--- Entries supplied Enclosed Below ---

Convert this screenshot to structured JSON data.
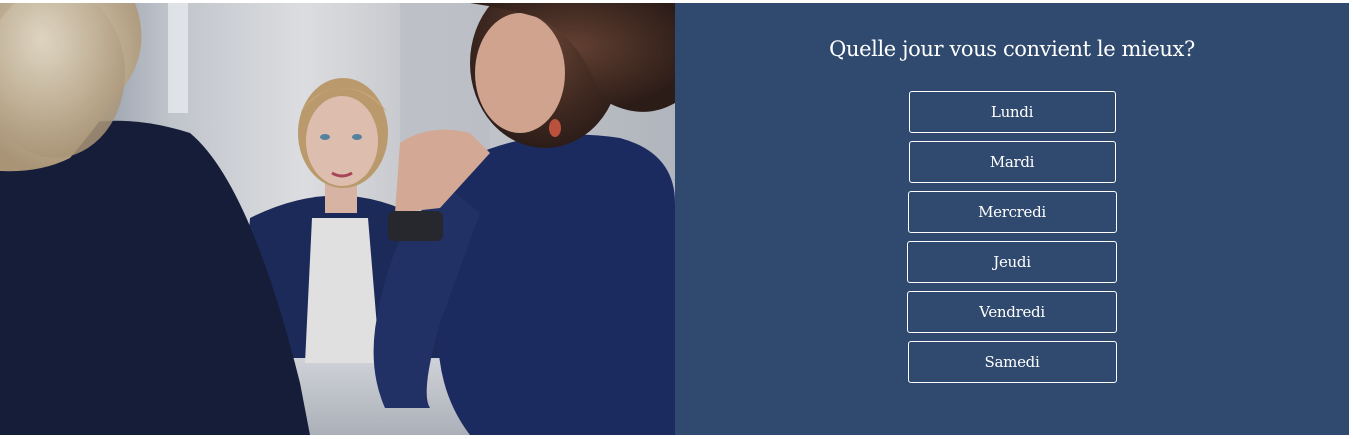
{
  "photo": {
    "image_label": "Three women seated at a table in an interview meeting"
  },
  "survey": {
    "question": "Quelle jour vous convient le mieux?",
    "options": [
      {
        "label": "Lundi"
      },
      {
        "label": "Mardi"
      },
      {
        "label": "Mercredi"
      },
      {
        "label": "Jeudi"
      },
      {
        "label": "Vendredi"
      },
      {
        "label": "Samedi"
      }
    ]
  },
  "colors": {
    "panel_background": "#2f4a6e",
    "button_border": "#ffffff",
    "text": "#ffffff"
  }
}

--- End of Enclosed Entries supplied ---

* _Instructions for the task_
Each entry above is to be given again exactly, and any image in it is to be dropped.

* _Reply to the task_
Convert this screenshot to structured JSON data.
{
  "photo": {
    "image_label": "Three women seated at a table in an interview meeting"
  },
  "survey": {
    "question": "Quelle jour vous convient le mieux?",
    "options": [
      {
        "label": "Lundi"
      },
      {
        "label": "Mardi"
      },
      {
        "label": "Mercredi"
      },
      {
        "label": "Jeudi"
      },
      {
        "label": "Vendredi"
      },
      {
        "label": "Samedi"
      }
    ]
  },
  "colors": {
    "panel_background": "#2f4a6e",
    "button_border": "#ffffff",
    "text": "#ffffff"
  }
}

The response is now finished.